Wednesday, October 20, 2010
On 4th anniversary, another Molina tops NY
By Adam Rubin
US Presswire, Getty Images
Bengie Molina (left) has go-ahead homer against Yankees in ALCS four years to the day after younger brother Yadier Molina (right) won Game 7 of the NLCS at Shea Stadium against the Mets.
Beware the Molinas in New York ballparks on Oct. 19.
Four years to the day after brother Yadier Molina hit the tiebreaking homer off New York Mets reliever Aaron Heilman in the ninth inning of Game 7 of the NLCS at Shea Stadium to lift the St. Louis Cardinals to a 3-1 victory and a World Series berth, Bengie Molina hit a series-tilting ALCS homer in the Bronx.
After an intentional walk to David Murphy, Molina launched a three-run homer in the sixth inning Tuesday at Yankee Stadium off A.J. Burnett that gave the Texas Rangers a 5-3 lead in Game 4. The Rangers ultimately won, 10-3, to take a 3-1 series lead.

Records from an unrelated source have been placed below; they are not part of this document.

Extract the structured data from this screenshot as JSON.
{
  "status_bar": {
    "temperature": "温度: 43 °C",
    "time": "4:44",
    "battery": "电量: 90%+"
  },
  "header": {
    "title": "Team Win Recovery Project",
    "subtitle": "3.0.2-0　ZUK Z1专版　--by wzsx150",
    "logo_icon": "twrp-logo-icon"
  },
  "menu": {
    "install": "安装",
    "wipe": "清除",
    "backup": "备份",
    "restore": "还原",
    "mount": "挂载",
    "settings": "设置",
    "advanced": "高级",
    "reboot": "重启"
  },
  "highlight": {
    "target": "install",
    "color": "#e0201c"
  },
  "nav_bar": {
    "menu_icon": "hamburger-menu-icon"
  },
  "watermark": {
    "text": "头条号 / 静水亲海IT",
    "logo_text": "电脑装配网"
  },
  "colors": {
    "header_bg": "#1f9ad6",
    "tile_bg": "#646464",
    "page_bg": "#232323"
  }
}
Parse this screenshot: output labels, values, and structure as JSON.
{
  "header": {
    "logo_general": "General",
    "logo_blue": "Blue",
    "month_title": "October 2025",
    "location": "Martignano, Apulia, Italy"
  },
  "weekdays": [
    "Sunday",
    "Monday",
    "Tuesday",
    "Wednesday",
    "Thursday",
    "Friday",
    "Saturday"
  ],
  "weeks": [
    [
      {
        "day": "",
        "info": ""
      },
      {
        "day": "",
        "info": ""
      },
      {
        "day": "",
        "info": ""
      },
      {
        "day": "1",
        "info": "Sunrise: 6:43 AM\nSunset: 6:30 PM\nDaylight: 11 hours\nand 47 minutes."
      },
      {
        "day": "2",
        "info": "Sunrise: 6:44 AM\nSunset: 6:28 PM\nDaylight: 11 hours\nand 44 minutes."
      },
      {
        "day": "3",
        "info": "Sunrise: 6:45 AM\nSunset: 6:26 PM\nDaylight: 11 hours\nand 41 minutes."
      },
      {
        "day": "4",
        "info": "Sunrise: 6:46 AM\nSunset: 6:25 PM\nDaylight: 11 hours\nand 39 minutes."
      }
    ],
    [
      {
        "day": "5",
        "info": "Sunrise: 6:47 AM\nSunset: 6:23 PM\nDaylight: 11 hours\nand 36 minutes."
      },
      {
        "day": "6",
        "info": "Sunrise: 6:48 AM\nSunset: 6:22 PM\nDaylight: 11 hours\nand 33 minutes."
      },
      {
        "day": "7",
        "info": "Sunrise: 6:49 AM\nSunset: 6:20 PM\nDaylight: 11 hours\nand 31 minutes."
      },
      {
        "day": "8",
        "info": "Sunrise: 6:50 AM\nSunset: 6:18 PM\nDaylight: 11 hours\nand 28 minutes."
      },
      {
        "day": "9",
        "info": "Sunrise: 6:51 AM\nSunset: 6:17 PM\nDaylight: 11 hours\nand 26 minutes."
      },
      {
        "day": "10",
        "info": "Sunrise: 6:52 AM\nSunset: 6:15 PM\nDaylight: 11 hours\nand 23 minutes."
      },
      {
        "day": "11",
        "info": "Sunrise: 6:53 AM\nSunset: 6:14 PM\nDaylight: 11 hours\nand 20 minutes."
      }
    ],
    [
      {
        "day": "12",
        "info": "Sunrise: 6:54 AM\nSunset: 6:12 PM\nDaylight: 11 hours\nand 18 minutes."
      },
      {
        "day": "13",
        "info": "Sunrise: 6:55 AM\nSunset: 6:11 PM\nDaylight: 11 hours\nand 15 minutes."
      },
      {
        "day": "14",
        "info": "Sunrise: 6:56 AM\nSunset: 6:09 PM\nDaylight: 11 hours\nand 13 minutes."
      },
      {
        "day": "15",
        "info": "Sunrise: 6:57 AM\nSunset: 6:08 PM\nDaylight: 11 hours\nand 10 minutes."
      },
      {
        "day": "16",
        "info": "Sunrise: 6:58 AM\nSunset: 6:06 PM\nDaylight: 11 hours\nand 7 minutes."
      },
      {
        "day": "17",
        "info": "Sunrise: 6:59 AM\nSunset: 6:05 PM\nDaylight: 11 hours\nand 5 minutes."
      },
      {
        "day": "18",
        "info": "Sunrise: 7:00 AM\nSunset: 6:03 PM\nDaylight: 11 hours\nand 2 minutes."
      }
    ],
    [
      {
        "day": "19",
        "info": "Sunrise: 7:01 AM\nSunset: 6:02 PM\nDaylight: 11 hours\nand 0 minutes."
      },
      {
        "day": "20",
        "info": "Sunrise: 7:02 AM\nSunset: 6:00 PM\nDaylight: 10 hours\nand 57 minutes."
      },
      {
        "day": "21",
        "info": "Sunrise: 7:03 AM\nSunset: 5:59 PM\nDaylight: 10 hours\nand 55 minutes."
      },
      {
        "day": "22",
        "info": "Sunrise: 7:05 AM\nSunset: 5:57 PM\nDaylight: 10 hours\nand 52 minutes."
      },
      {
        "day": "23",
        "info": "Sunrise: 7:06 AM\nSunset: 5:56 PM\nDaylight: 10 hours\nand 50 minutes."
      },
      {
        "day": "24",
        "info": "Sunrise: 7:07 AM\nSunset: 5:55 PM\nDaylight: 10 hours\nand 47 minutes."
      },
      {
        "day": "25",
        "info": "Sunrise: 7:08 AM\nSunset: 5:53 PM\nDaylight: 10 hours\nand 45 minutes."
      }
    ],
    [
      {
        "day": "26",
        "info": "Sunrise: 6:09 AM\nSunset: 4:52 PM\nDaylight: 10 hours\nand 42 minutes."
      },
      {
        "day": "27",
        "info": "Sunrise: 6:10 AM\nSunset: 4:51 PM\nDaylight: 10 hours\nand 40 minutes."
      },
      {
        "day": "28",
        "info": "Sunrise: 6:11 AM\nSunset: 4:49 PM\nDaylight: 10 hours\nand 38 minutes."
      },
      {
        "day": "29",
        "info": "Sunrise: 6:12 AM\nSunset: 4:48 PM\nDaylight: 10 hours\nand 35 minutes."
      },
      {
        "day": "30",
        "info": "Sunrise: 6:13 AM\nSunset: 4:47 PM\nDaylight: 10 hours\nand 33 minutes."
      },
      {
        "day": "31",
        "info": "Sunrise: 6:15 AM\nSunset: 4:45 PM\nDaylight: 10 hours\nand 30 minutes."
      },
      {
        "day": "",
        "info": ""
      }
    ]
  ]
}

Bengie's eyes lit up when he was asked where he was during his little brother's big moment. “Two minutes before it happened, I was actually yelling in my kitchen, ‘Sit on the change! Sit on the change! Sit on the change! Please, just sit on the change!’ ” Bengie recalled about watching the confrontation between Yadier and Heilman on TV. “And he threw a changeup. And I was very happy. So I had a lot of fun that day.”
Still, Bengie suggested Yadier’s moment was bigger, since the shot by the youngest of the catching Molina brothers essentially sent St. Louis to the World Series.
“I don’t think it’s the same,” Bengie said. “I think it’s very happy for both of us, but he enjoyed it a lot. I’m just here still waiting for one more game and then we’ll see what happens.”
“That was different,” agreed Rangers left-hander Darren Oliver, who was on the 2006 Mets, referring to Yadier’s shot. “But I’m glad I was on the right side of it this time. At least I’ve got one of the Molina brothers on my side.”
Molina did not quibble with Yankees manager Joe Girardi’s decision to intentionally walk Murphy to get to him.
“He did the right thing,” Bengie said. “Murph is a great hitter. He kills right-handers. Why not walk him and face me? I haven’t been having a great season. I don’t think it’s a bad move. I think it’s the right move that went wrong.”
Bengie now has five career postseason homers -- four against the Yankees. Three came during a 2005 division series in which the Angels ousted the Yankees in five games.
“I don’t know,” he said when asked to explain the success against the Yanks. “I don’t see who I’m facing, I’ll tell you that. I’ve been very blessed, I think, by God just to give me good games against them. I don’t think I see it like, ‘Here comes the Yankees, and I’m going to have a great game.’ I don’t see it that way.”
Still, Bengie added: “It’s not a bad job for a fat kid that everybody makes fun of the way he runs.”
The Cardinals, despite 83 regular-season victories, went on to win the World Series over the Detroit Tigers in 2006 after Yadier’s longball.
As for what Yadier must have been thinking watching him homer on Tuesday night at Yankee Stadium, Bengie said: “He’s probably going to text me so much. He’s enjoying this a lot. They’re enjoying it. They’re at home, having fun. They have a great game room to watch the games.”